We use cookies to track usage and optimise user experience. By continuing to browse and use the site you are agreeing to our use of cookies.

Lessons From the Paterson Case: Treasure Mistakes and Learn From Them

« View all News items
27 Mar 2018

“There is another way,” Professor Sir Ian Kennedy told delegates at the Royal College of Surgeons of Edinburgh (RCSEd) Triennial conference. “We should not sue doctors when things go wrong...we should treasure mistakes and learn from them,” he stated bluntly.

He challenged the standard approach of using the ‘blame game’ to deal with rogue surgeons such as Ian Paterson, which he accused both the NHS and lawyers of pursing.

“I am a reformed lawyer – the law is the problem not the solution,” he said.

But, the question he posed at the start of his presentation addressing the lessons learnt from Paterson asked why we continue to see these familiar cases – and implicit to this, why have we not learnt the lessons.

He pointed to institutional failings at all levels where trusts choose to invoke HR procedures to shroud the process in secrecy, and which involves reintegration of the person into the team – the team that had been so bullied and intimidated.

Professor Kennedy asked again: “What are the lessons – and there are many?

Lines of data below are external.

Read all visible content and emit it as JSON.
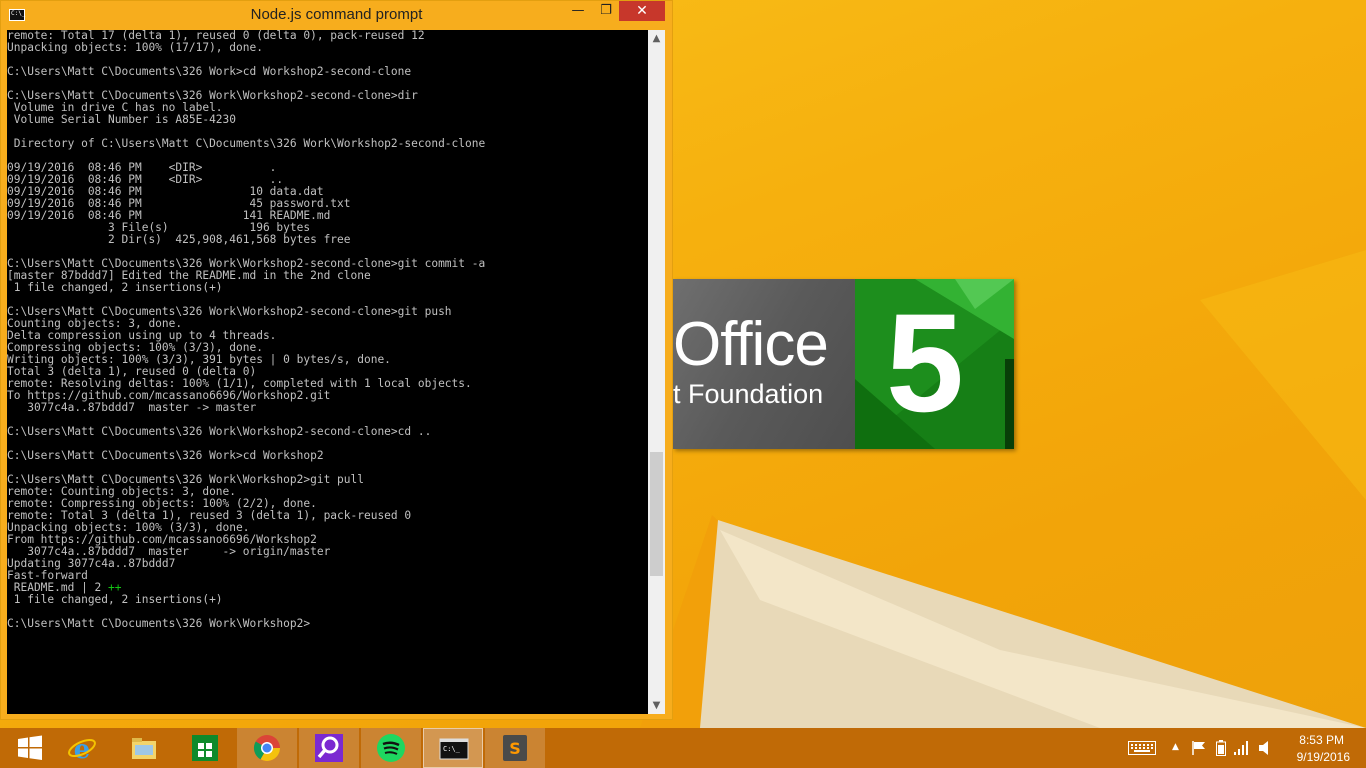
{
  "window": {
    "title": "Node.js command prompt",
    "icon_label": "C:\\_",
    "minimize_glyph": "—",
    "maximize_glyph": "❐",
    "close_glyph": "✕"
  },
  "console": {
    "lines": [
      "remote: Total 17 (delta 1), reused 0 (delta 0), pack-reused 12",
      "Unpacking objects: 100% (17/17), done.",
      "",
      "C:\\Users\\Matt C\\Documents\\326 Work>cd Workshop2-second-clone",
      "",
      "C:\\Users\\Matt C\\Documents\\326 Work\\Workshop2-second-clone>dir",
      " Volume in drive C has no label.",
      " Volume Serial Number is A85E-4230",
      "",
      " Directory of C:\\Users\\Matt C\\Documents\\326 Work\\Workshop2-second-clone",
      "",
      "09/19/2016  08:46 PM    <DIR>          .",
      "09/19/2016  08:46 PM    <DIR>          ..",
      "09/19/2016  08:46 PM                10 data.dat",
      "09/19/2016  08:46 PM                45 password.txt",
      "09/19/2016  08:46 PM               141 README.md",
      "               3 File(s)            196 bytes",
      "               2 Dir(s)  425,908,461,568 bytes free",
      "",
      "C:\\Users\\Matt C\\Documents\\326 Work\\Workshop2-second-clone>git commit -a",
      "[master 87bddd7] Edited the README.md in the 2nd clone",
      " 1 file changed, 2 insertions(+)",
      "",
      "C:\\Users\\Matt C\\Documents\\326 Work\\Workshop2-second-clone>git push",
      "Counting objects: 3, done.",
      "Delta compression using up to 4 threads.",
      "Compressing objects: 100% (3/3), done.",
      "Writing objects: 100% (3/3), 391 bytes | 0 bytes/s, done.",
      "Total 3 (delta 1), reused 0 (delta 0)",
      "remote: Resolving deltas: 100% (1/1), completed with 1 local objects.",
      "To https://github.com/mcassano6696/Workshop2.git",
      "   3077c4a..87bddd7  master -> master",
      "",
      "C:\\Users\\Matt C\\Documents\\326 Work\\Workshop2-second-clone>cd ..",
      "",
      "C:\\Users\\Matt C\\Documents\\326 Work>cd Workshop2",
      "",
      "C:\\Users\\Matt C\\Documents\\326 Work\\Workshop2>git pull",
      "remote: Counting objects: 3, done.",
      "remote: Compressing objects: 100% (2/2), done.",
      "remote: Total 3 (delta 1), reused 3 (delta 1), pack-reused 0",
      "Unpacking objects: 100% (3/3), done.",
      "From https://github.com/mcassano6696/Workshop2",
      "   3077c4a..87bddd7  master     -> origin/master",
      "Updating 3077c4a..87bddd7",
      "Fast-forward",
      " README.md | 2 ",
      " 1 file changed, 2 insertions(+)",
      "",
      "C:\\Users\\Matt C\\Documents\\326 Work\\Workshop2>"
    ],
    "diffstat_plus": "++",
    "diffstat_line_index": 46,
    "text_color": "#c0c0c0",
    "background_color": "#000000",
    "scroll_position": 0.72
  },
  "office_tile": {
    "word": "Office",
    "subtitle": "t Foundation",
    "number": "5"
  },
  "taskbar": {
    "items": [
      {
        "name": "start-button",
        "icon": "windows-logo-icon"
      },
      {
        "name": "internet-explorer",
        "icon": "internet-explorer-icon"
      },
      {
        "name": "file-explorer",
        "icon": "file-explorer-icon"
      },
      {
        "name": "windows-store",
        "icon": "store-icon"
      },
      {
        "name": "chrome",
        "icon": "chrome-icon",
        "state": "active"
      },
      {
        "name": "search-app",
        "icon": "magnifier-icon",
        "state": "active"
      },
      {
        "name": "spotify",
        "icon": "spotify-icon",
        "state": "active"
      },
      {
        "name": "command-prompt",
        "icon": "cmd-icon",
        "state": "running"
      },
      {
        "name": "sublime-text",
        "icon": "sublime-icon",
        "state": "active"
      }
    ],
    "tray": {
      "keyboard_icon": "keyboard-icon",
      "time": "8:53 PM",
      "date": "9/19/2016"
    }
  },
  "colors": {
    "taskbar": "#c06a06",
    "window_frame": "#f7ad1d",
    "close_button": "#c7372b",
    "office_green": "#167f16"
  }
}
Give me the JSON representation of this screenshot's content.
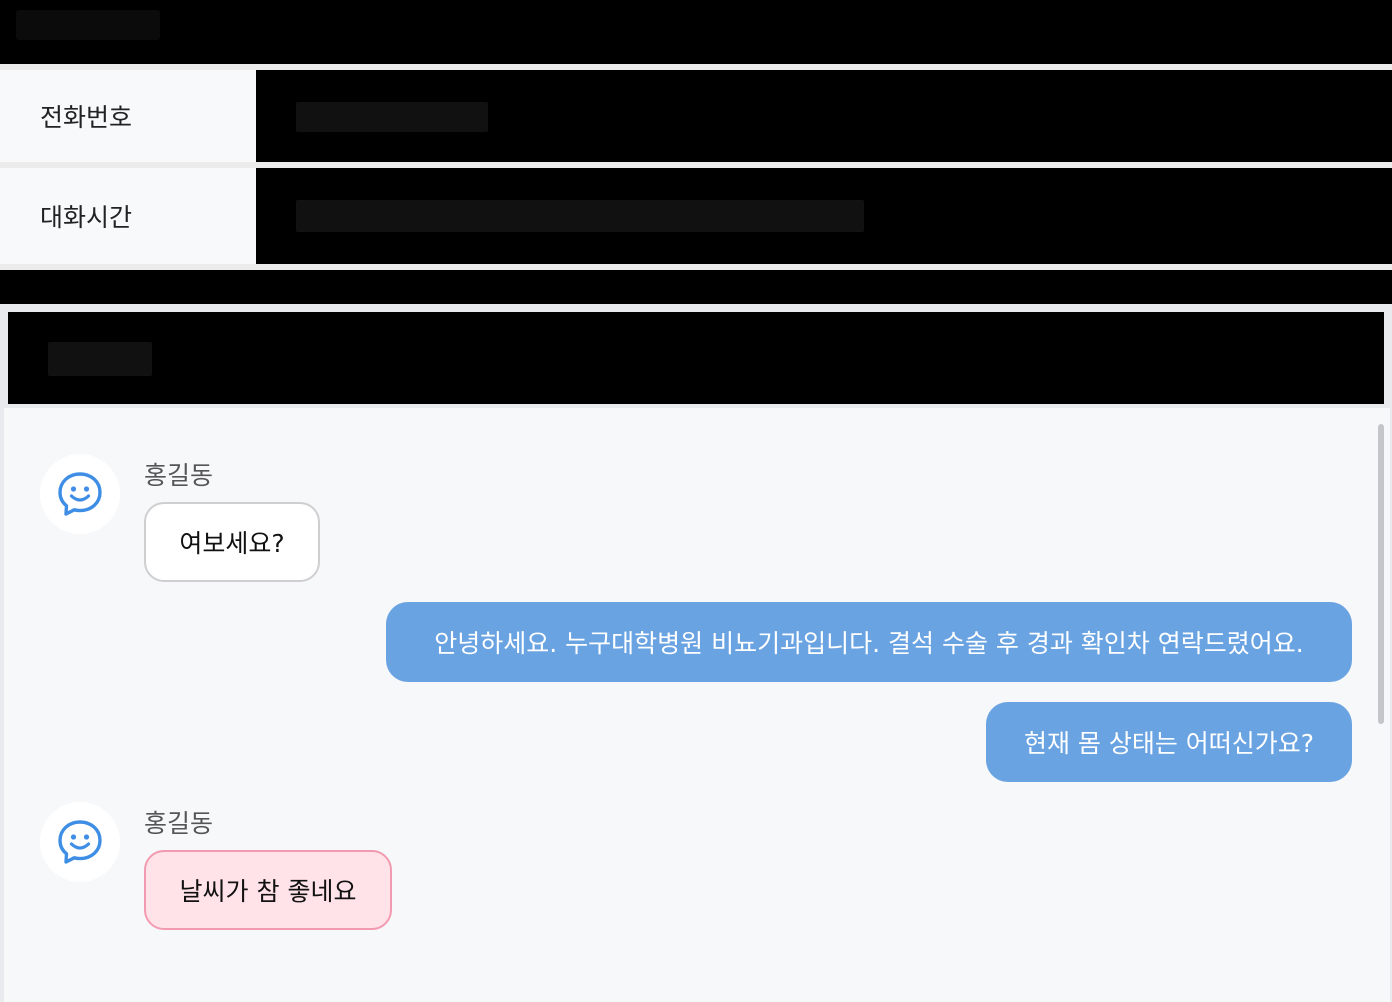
{
  "info": {
    "phone_label": "전화번호",
    "time_label": "대화시간"
  },
  "chat": {
    "messages": [
      {
        "sender": "홍길동",
        "text": "여보세요?",
        "direction": "incoming"
      },
      {
        "text": "안녕하세요. 누구대학병원 비뇨기과입니다. 결석 수술 후 경과 확인차 연락드렸어요.",
        "direction": "outgoing"
      },
      {
        "text": "현재 몸 상태는 어떠신가요?",
        "direction": "outgoing"
      },
      {
        "sender": "홍길동",
        "text": "날씨가 참 좋네요",
        "direction": "incoming",
        "highlight": true
      }
    ]
  },
  "colors": {
    "outgoing_bubble": "#6aa3e2",
    "incoming_highlight_bubble": "#ffe3e8",
    "avatar_icon": "#3f8ee6"
  },
  "icons": {
    "avatar": "smile-chat-bubble-icon"
  }
}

The training of leaders – it is the job of leaders to train leaders.” But, his subsequent criticism of the need for whistle blowing “admits people don’t trust the system and admits failure because you don’t have an empowered workforce”.

It was clear that Professor Kennedy’s great personal sadness was that the ultimate cost of Paterson was borne by the hundreds of women he harmed, whose lives will never be the same again.

The blame game continued as Professor Kennedy’s final slide illustrated the face of now disgraced Dr Bawa Garba: “She is an example of blame, no one was concerned that she was looking after six wards.”

But, in his final statement in answer to a question on how to challenge bullying behaviour that causes patient harm and distress to colleagues, Professor Kennedy said: “Standing back and seeing how systems work is the critical thing.”

Read also Abi Rimmer's article on Professor Sir Ian Kennedy's keynote speech on The BMJ website.

back to top of page